Our Fair Weathered Sky Creates Jolts of Excitement

Screen-Shot-2013-10-14-at-11_54_42-AM-300x168“We want more people to become aware of what’s in our night sky, what really interesting things there are to see up there, and what potentially is lost if light pollution is left unchecked,” says UCF Physics Professor, Dr. Yan Fernandez.

“And Dr. Fernandez did just that, along with several other members of the Physics Department, hosting an International Observe the Moon Night on October 12, 2013.

The team’s initiative, was to showcase various thing in the Solar System and educate the public of what’s really up there. The team was determined to make their findings present, not only for the Physics Department, but to the UCF community.

The event went on for three hours, with nearly 100 people stopping by to observe the solar system.

Through the use of a camera, a projector and three telescopes, the team was able to zoom in to view a piece of the Moon and describe specific features to the observers.

But it didn’t stop there.

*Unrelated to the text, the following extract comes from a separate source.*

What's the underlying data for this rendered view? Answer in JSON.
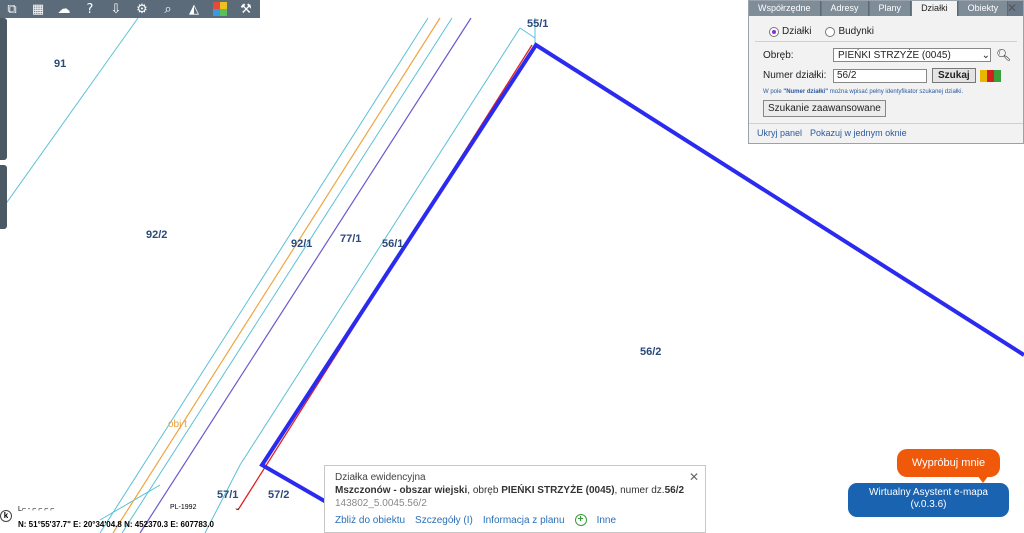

The astronomers also made it possible to see the planet Venus, as well as sunspots on the Sun, “which drew some oohs and ahhs,” Fernandez recalls.

The team also had activities in place for the younger minds, which included color-in drawings of planets and the Moon, as well as some temporary tattoos of the planets in our solar system.

“We want to make more people aware of the astronomy that is being done here at UCF, and that we have a very nice Observatory, Robinson Observatory, right here on campus at which we host weekly public events,” says Fernandez.

The success of the event proved to be motivation for Fernandez and his team to make this an annual event.  Fernandez says, “It’s just a matter of having the clouds on a particular night cooperate!”

Images used with permission from Sonia H. Stephens.




Comments are closed.